Saturday, February 12, 2011

House Resolution calls for action on sea level rise in National Wildlife Refuges

By Rachel M. Gregg

"Whereas if we are not proactive in our efforts to reduce greenhouse gas emissions and wait to see obvious effects of global warming and sea-level rise, it may be too late to avoid the harmful repercussions of such events..."

Congresswoman Donna Christensen, a U.S. Virgin Islands Delegate to Congress, introduced a concurrent resolution on February 9th, calling on the U.S. Fish and Wildlife Service to incorporate sea level rise and climate change into plans and policies for coastal national wildlife refuges. The Service manages 159 coastal refuges over 1,000,000 acres of coastal wetlands through U.S. states and territories. Many of these refuges, such as Buck Island National Park in the Virgin Islands and Blackwater National Wildlife Refuge in Chesapeake Bay, are already experiencing the effects of rising sea levels. The resolution calls on the Fish and Wildlife Service to conduct an assessment of the potential impacts of climate change and sea level rise on species, habitats, and cultural and recreational values of coastal refuges.

Want to see what else the Fish and Wildlife Service is doing to address climate change? Check out these items on CAKE:

Developing a National Fish and Wildlife Climate Change Adaptation Strategy for the United States

Rising to the Urgent Challenge: Strategic Plan for Responding to Accelerating Climate Change

Monday, February 7, 2011

Portraits of Resilience Speaks a Thousand Words about Climate Change

By Jessi M. Kershner

For many of us, the realities of climate change are not yet being felt - we know they are out there, but we have not experienced significant impacts. For others, the effects of climate change are literally right outside their door.

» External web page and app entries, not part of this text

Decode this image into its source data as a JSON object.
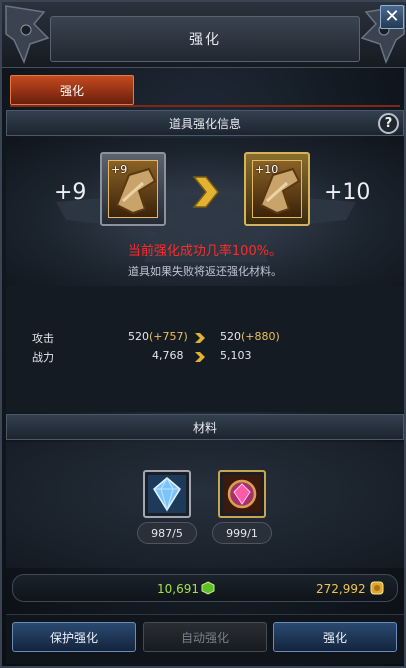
{
  "header": {
    "title": "强化",
    "close_label": "✕"
  },
  "tabs": [
    {
      "label": "强化",
      "active": true
    }
  ],
  "info_section": {
    "title": "道具强化信息",
    "help_label": "?"
  },
  "upgrade": {
    "from_level": "+9",
    "to_level": "+10",
    "from_item_badge": "+9",
    "to_item_badge": "+10",
    "success_rate_text": "当前强化成功几率100%。",
    "fail_note": "道具如果失败将返还强化材料。"
  },
  "stats": [
    {
      "label": "攻击",
      "current": "520",
      "current_bonus": "(+757)",
      "next": "520",
      "next_bonus": "(+880)"
    },
    {
      "label": "战力",
      "current": "4,768",
      "current_bonus": "",
      "next": "5,103",
      "next_bonus": ""
    }
  ],
  "materials_section": {
    "title": "材料"
  },
  "materials": [
    {
      "icon": "blue-crystal-icon",
      "count": "987/5"
    },
    {
      "icon": "red-gem-icon",
      "count": "999/1"
    }
  ],
  "currency": {
    "green_value": "10,691",
    "gold_value": "272,992",
    "green_color": "#a4e04a",
    "gold_color": "#f0c64a"
  },
  "buttons": {
    "protect": "保护强化",
    "auto": "自动强化",
    "enhance": "强化"
  },
  "colors": {
    "tab_active": "#c44a1e",
    "success_text": "#ff2b2b",
    "bonus_text": "#e9c05a"
  }
}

Communities in the Arctic and Small Island Developing States (e.g., Fiji, Seychelles) are already experiencing the effects of climate change such as rising sea levels, coastal erosion, and extreme weather events. The photo below was taken in Shishmaref, Alaska, where many people are about to lose their homes to increasing coastal erosion.

Portraits of Resilience, a photography project launched by the Many Strong Voices programme, illustrates in a direct and personal way the impacts of climate change on communities in the Arctic and Small Island States and the efforts people are making to adapt. High school students in these areas were trained to take photos and write stories about what climate change means for their lives and futures. Portraits became a traveling exhibit, first appearing in 2009 at the UN climate talks in Copenhagen. It has since traveled to the 2010 Vancouver Winter Olympics, the Field Museum of Natural History in Chicago, and was featured at the 2010 climate summit in Cancun, Mexico.

Portraits of Resilience is intended to bring personal stories and faces to the attention of the general public and decision makers at international climate change negotiations and give the children and youth of these communities a voice on the world stage. The photos, words and posters created by students in these communities are amazing, so be sure to check out our Portraits of Resilience case study on CAKE or by visiting the project website. Also, check out our CAKE case studies on Newtok, Kivalina and Shishmaref to find out what these communities are doing to adapt to climate change impacts.